**What to do:**
Set down each record below precisely, skipping the pictures.

**Items from a dataset:**
——

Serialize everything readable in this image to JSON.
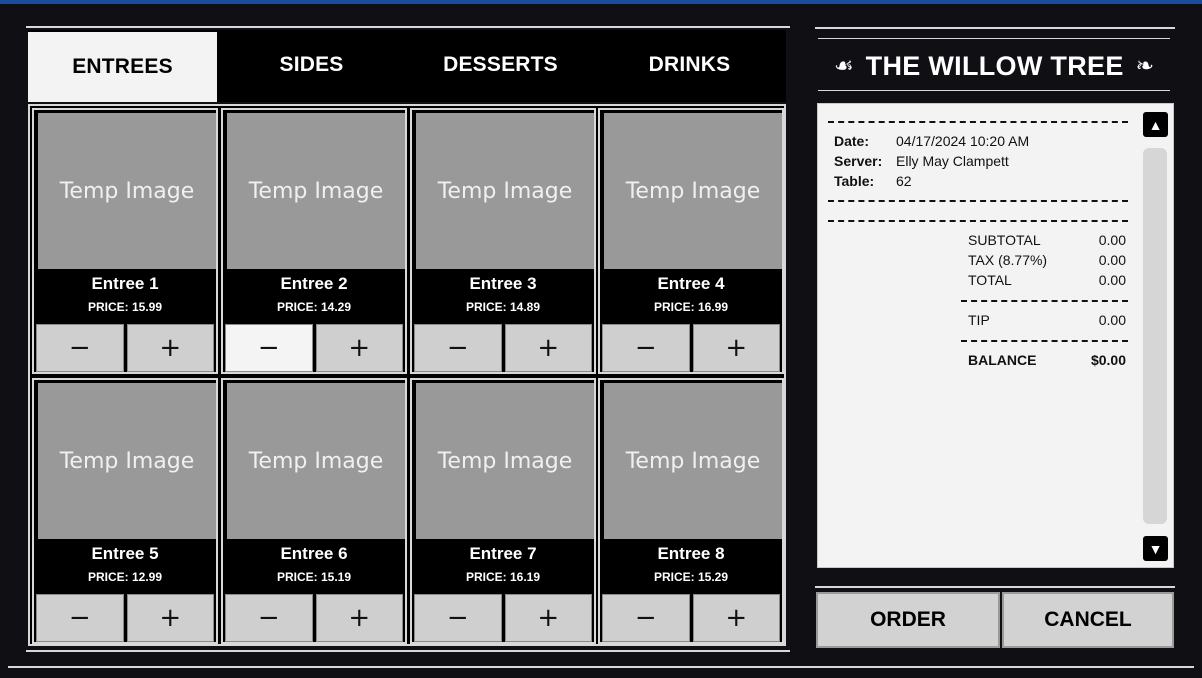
{
  "tabs": [
    "ENTREES",
    "SIDES",
    "DESSERTS",
    "DRINKS"
  ],
  "items": [
    {
      "image_text": "Temp Image",
      "name": "Entree 1",
      "price": "PRICE: 15.99"
    },
    {
      "image_text": "Temp Image",
      "name": "Entree 2",
      "price": "PRICE: 14.29"
    },
    {
      "image_text": "Temp Image",
      "name": "Entree 3",
      "price": "PRICE: 14.89"
    },
    {
      "image_text": "Temp Image",
      "name": "Entree 4",
      "price": "PRICE: 16.99"
    },
    {
      "image_text": "Temp Image",
      "name": "Entree 5",
      "price": "PRICE: 12.99"
    },
    {
      "image_text": "Temp Image",
      "name": "Entree 6",
      "price": "PRICE: 15.19"
    },
    {
      "image_text": "Temp Image",
      "name": "Entree 7",
      "price": "PRICE: 16.19"
    },
    {
      "image_text": "Temp Image",
      "name": "Entree 8",
      "price": "PRICE: 15.29"
    }
  ],
  "stepper": {
    "minus": "−",
    "plus": "+"
  },
  "restaurant": {
    "name": "THE WILLOW TREE",
    "ornament_left": "☙",
    "ornament_right": "❧"
  },
  "receipt": {
    "date_label": "Date:",
    "date_value": "04/17/2024 10:20 AM",
    "server_label": "Server:",
    "server_value": "Elly May Clampett",
    "table_label": "Table:",
    "table_value": "62",
    "subtotal_label": "SUBTOTAL",
    "subtotal_value": "0.00",
    "tax_label": "TAX (8.77%)",
    "tax_value": "0.00",
    "total_label": "TOTAL",
    "total_value": "0.00",
    "tip_label": "TIP",
    "tip_value": "0.00",
    "balance_label": "BALANCE",
    "balance_value": "$0.00",
    "scroll_up": "▲",
    "scroll_down": "▼"
  },
  "actions": {
    "order": "ORDER",
    "cancel": "CANCEL"
  },
  "colors": {
    "accent_top": "#1e4c9c",
    "background": "#101014",
    "placeholder": "#999999"
  }
}
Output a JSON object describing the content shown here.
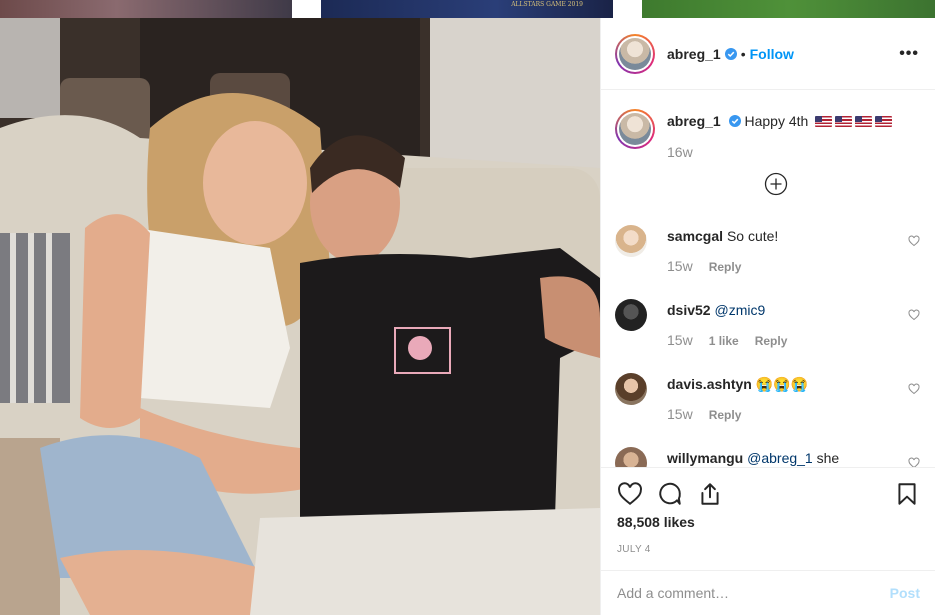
{
  "thumbnails": {
    "middle_text": "ALLSTARS GAME 2019"
  },
  "post": {
    "username": "abreg_1",
    "follow_label": "Follow",
    "more_label": "•••",
    "caption_text": "Happy 4th",
    "caption_flags": 4,
    "caption_time": "16w",
    "likes": "88,508 likes",
    "date": "JULY 4"
  },
  "comments": [
    {
      "username": "samcgal",
      "text": "So cute!",
      "time": "15w",
      "likes": "",
      "reply": "Reply"
    },
    {
      "username": "dsiv52",
      "mention": "@zmic9",
      "text": "",
      "time": "15w",
      "likes": "1 like",
      "reply": "Reply"
    },
    {
      "username": "davis.ashtyn",
      "text": "😭😭😭",
      "time": "15w",
      "likes": "",
      "reply": "Reply"
    },
    {
      "username": "willymangu",
      "mention": "@abreg_1",
      "text": "she",
      "time": "",
      "likes": "",
      "reply": ""
    }
  ],
  "add_comment": {
    "placeholder": "Add a comment…",
    "post_label": "Post"
  },
  "icons": {
    "verified": "verified-badge-icon",
    "more": "more-options-icon",
    "load_more": "load-more-comments-icon",
    "like": "heart-icon",
    "comment": "comment-icon",
    "share": "share-icon",
    "save": "bookmark-icon"
  },
  "colors": {
    "accent": "#0095f6",
    "text": "#262626",
    "muted": "#8e8e8e",
    "post_disabled": "#b2dffc"
  }
}
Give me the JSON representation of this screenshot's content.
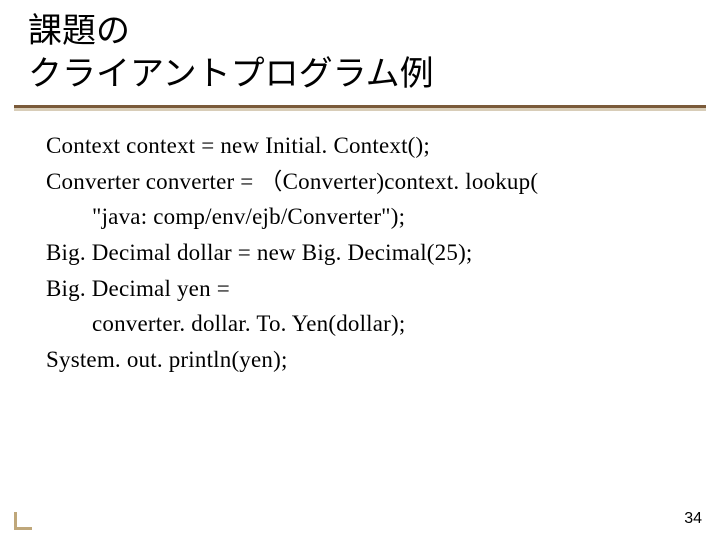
{
  "title": {
    "line1": "課題の",
    "line2": "クライアントプログラム例"
  },
  "code": {
    "l1": "Context context = new Initial. Context();",
    "l2": "Converter converter = （Converter)context. lookup(",
    "l3": "\"java: comp/env/ejb/Converter\");",
    "l4": "Big. Decimal dollar = new Big. Decimal(25);",
    "l5": "Big. Decimal yen =",
    "l6": "converter. dollar. To. Yen(dollar);",
    "l7": "System. out. println(yen);"
  },
  "page_number": "34"
}
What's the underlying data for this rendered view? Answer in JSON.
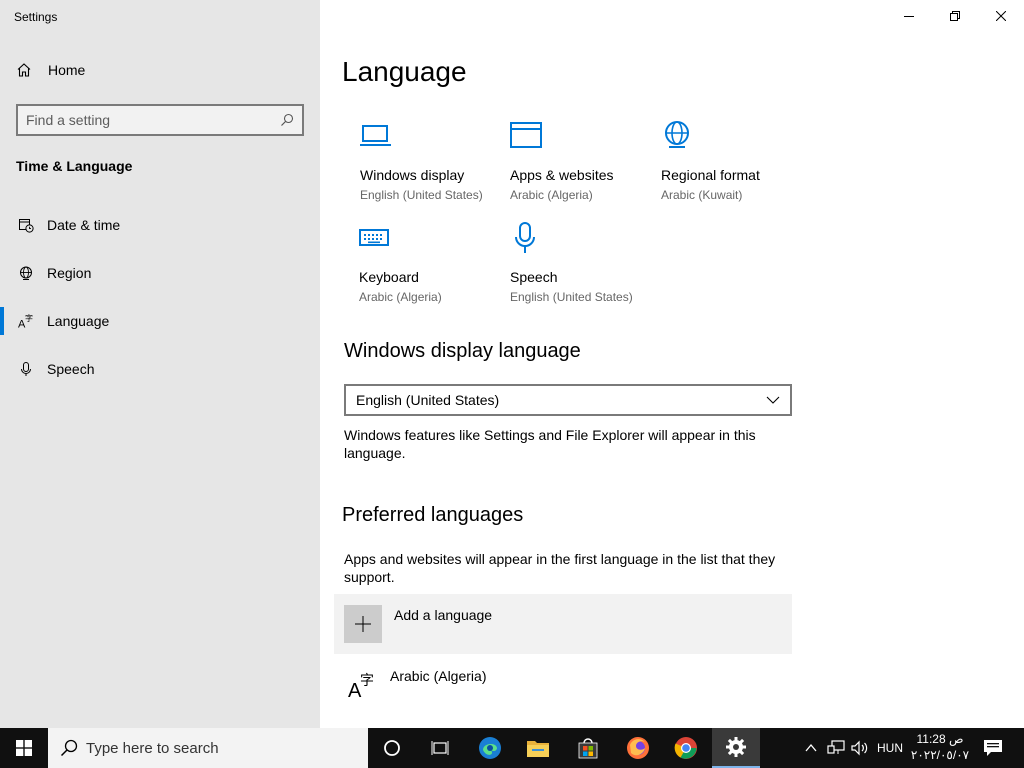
{
  "app": {
    "title": "Settings"
  },
  "sidebar": {
    "home_label": "Home",
    "search_placeholder": "Find a setting",
    "section_title": "Time & Language",
    "items": [
      {
        "label": "Date & time",
        "icon": "calendar-clock-icon"
      },
      {
        "label": "Region",
        "icon": "globe-icon"
      },
      {
        "label": "Language",
        "icon": "language-icon",
        "active": true
      },
      {
        "label": "Speech",
        "icon": "microphone-icon"
      }
    ]
  },
  "main": {
    "title": "Language",
    "tiles": [
      {
        "name": "Windows display",
        "sub": "English (United States)",
        "icon": "monitor-icon"
      },
      {
        "name": "Apps & websites",
        "sub": "Arabic (Algeria)",
        "icon": "browser-window-icon"
      },
      {
        "name": "Regional format",
        "sub": "Arabic (Kuwait)",
        "icon": "globe-format-icon"
      },
      {
        "name": "Keyboard",
        "sub": "Arabic (Algeria)",
        "icon": "keyboard-icon"
      },
      {
        "name": "Speech",
        "sub": "English (United States)",
        "icon": "microphone-icon"
      }
    ],
    "display_language": {
      "heading": "Windows display language",
      "selected": "English (United States)",
      "description": "Windows features like Settings and File Explorer will appear in this language."
    },
    "preferred": {
      "heading": "Preferred languages",
      "description": "Apps and websites will appear in the first language in the list that they support.",
      "add_label": "Add a language",
      "languages": [
        "Arabic (Algeria)"
      ]
    }
  },
  "taskbar": {
    "search_placeholder": "Type here to search",
    "input_indicator": "HUN",
    "time": "11:28 ص",
    "date": "٢٠٢٢/٠٥/٠٧"
  },
  "colors": {
    "accent": "#0078d7",
    "sidebar_bg": "#e6e6e6",
    "taskbar_bg": "#101010"
  }
}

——

**Result of this exercise:**
Serialize everything readable in this image to JSON.
{
  "tabs": [
    "ENTREES",
    "SIDES",
    "DESSERTS",
    "DRINKS"
  ],
  "items": [
    {
      "image_text": "Temp Image",
      "name": "Entree 1",
      "price": "PRICE: 15.99"
    },
    {
      "image_text": "Temp Image",
      "name": "Entree 2",
      "price": "PRICE: 14.29"
    },
    {
      "image_text": "Temp Image",
      "name": "Entree 3",
      "price": "PRICE: 14.89"
    },
    {
      "image_text": "Temp Image",
      "name": "Entree 4",
      "price": "PRICE: 16.99"
    },
    {
      "image_text": "Temp Image",
      "name": "Entree 5",
      "price": "PRICE: 12.99"
    },
    {
      "image_text": "Temp Image",
      "name": "Entree 6",
      "price": "PRICE: 15.19"
    },
    {
      "image_text": "Temp Image",
      "name": "Entree 7",
      "price": "PRICE: 16.19"
    },
    {
      "image_text": "Temp Image",
      "name": "Entree 8",
      "price": "PRICE: 15.29"
    }
  ],
  "stepper": {
    "minus": "−",
    "plus": "+"
  },
  "restaurant": {
    "name": "THE WILLOW TREE",
    "ornament_left": "☙",
    "ornament_right": "❧"
  },
  "receipt": {
    "date_label": "Date:",
    "date_value": "04/17/2024 10:20 AM",
    "server_label": "Server:",
    "server_value": "Elly May Clampett",
    "table_label": "Table:",
    "table_value": "62",
    "subtotal_label": "SUBTOTAL",
    "subtotal_value": "0.00",
    "tax_label": "TAX (8.77%)",
    "tax_value": "0.00",
    "total_label": "TOTAL",
    "total_value": "0.00",
    "tip_label": "TIP",
    "tip_value": "0.00",
    "balance_label": "BALANCE",
    "balance_value": "$0.00",
    "scroll_up": "▲",
    "scroll_down": "▼"
  },
  "actions": {
    "order": "ORDER",
    "cancel": "CANCEL"
  },
  "colors": {
    "accent_top": "#1e4c9c",
    "background": "#101014",
    "placeholder": "#999999"
  }
}
Output a JSON object describing the content shown here.
{
  "thumbnails": {
    "middle_text": "ALLSTARS GAME 2019"
  },
  "post": {
    "username": "abreg_1",
    "follow_label": "Follow",
    "more_label": "•••",
    "caption_text": "Happy 4th",
    "caption_flags": 4,
    "caption_time": "16w",
    "likes": "88,508 likes",
    "date": "JULY 4"
  },
  "comments": [
    {
      "username": "samcgal",
      "text": "So cute!",
      "time": "15w",
      "likes": "",
      "reply": "Reply"
    },
    {
      "username": "dsiv52",
      "mention": "@zmic9",
      "text": "",
      "time": "15w",
      "likes": "1 like",
      "reply": "Reply"
    },
    {
      "username": "davis.ashtyn",
      "text": "😭😭😭",
      "time": "15w",
      "likes": "",
      "reply": "Reply"
    },
    {
      "username": "willymangu",
      "mention": "@abreg_1",
      "text": "she",
      "time": "",
      "likes": "",
      "reply": ""
    }
  ],
  "add_comment": {
    "placeholder": "Add a comment…",
    "post_label": "Post"
  },
  "icons": {
    "verified": "verified-badge-icon",
    "more": "more-options-icon",
    "load_more": "load-more-comments-icon",
    "like": "heart-icon",
    "comment": "comment-icon",
    "share": "share-icon",
    "save": "bookmark-icon"
  },
  "colors": {
    "accent": "#0095f6",
    "text": "#262626",
    "muted": "#8e8e8e",
    "post_disabled": "#b2dffc"
  }
}
Give me the JSON representation of this screenshot's content.
{
  "title": {
    "line1": "課題の",
    "line2": "クライアントプログラム例"
  },
  "code": {
    "l1": "Context context = new Initial. Context();",
    "l2": "Converter converter = （Converter)context. lookup(",
    "l3": "\"java: comp/env/ejb/Converter\");",
    "l4": "Big. Decimal dollar = new Big. Decimal(25);",
    "l5": "Big. Decimal yen =",
    "l6": "converter. dollar. To. Yen(dollar);",
    "l7": "System. out. println(yen);"
  },
  "page_number": "34"
}
What's the underlying data for this rendered view? Answer in JSON.
{
  "app": {
    "title": "Settings"
  },
  "sidebar": {
    "home_label": "Home",
    "search_placeholder": "Find a setting",
    "section_title": "Time & Language",
    "items": [
      {
        "label": "Date & time",
        "icon": "calendar-clock-icon"
      },
      {
        "label": "Region",
        "icon": "globe-icon"
      },
      {
        "label": "Language",
        "icon": "language-icon",
        "active": true
      },
      {
        "label": "Speech",
        "icon": "microphone-icon"
      }
    ]
  },
  "main": {
    "title": "Language",
    "tiles": [
      {
        "name": "Windows display",
        "sub": "English (United States)",
        "icon": "monitor-icon"
      },
      {
        "name": "Apps & websites",
        "sub": "Arabic (Algeria)",
        "icon": "browser-window-icon"
      },
      {
        "name": "Regional format",
        "sub": "Arabic (Kuwait)",
        "icon": "globe-format-icon"
      },
      {
        "name": "Keyboard",
        "sub": "Arabic (Algeria)",
        "icon": "keyboard-icon"
      },
      {
        "name": "Speech",
        "sub": "English (United States)",
        "icon": "microphone-icon"
      }
    ],
    "display_language": {
      "heading": "Windows display language",
      "selected": "English (United States)",
      "description": "Windows features like Settings and File Explorer will appear in this language."
    },
    "preferred": {
      "heading": "Preferred languages",
      "description": "Apps and websites will appear in the first language in the list that they support.",
      "add_label": "Add a language",
      "languages": [
        "Arabic (Algeria)"
      ]
    }
  },
  "taskbar": {
    "search_placeholder": "Type here to search",
    "input_indicator": "HUN",
    "time": "11:28 ص",
    "date": "٢٠٢٢/٠٥/٠٧"
  },
  "colors": {
    "accent": "#0078d7",
    "sidebar_bg": "#e6e6e6",
    "taskbar_bg": "#101010"
  }
}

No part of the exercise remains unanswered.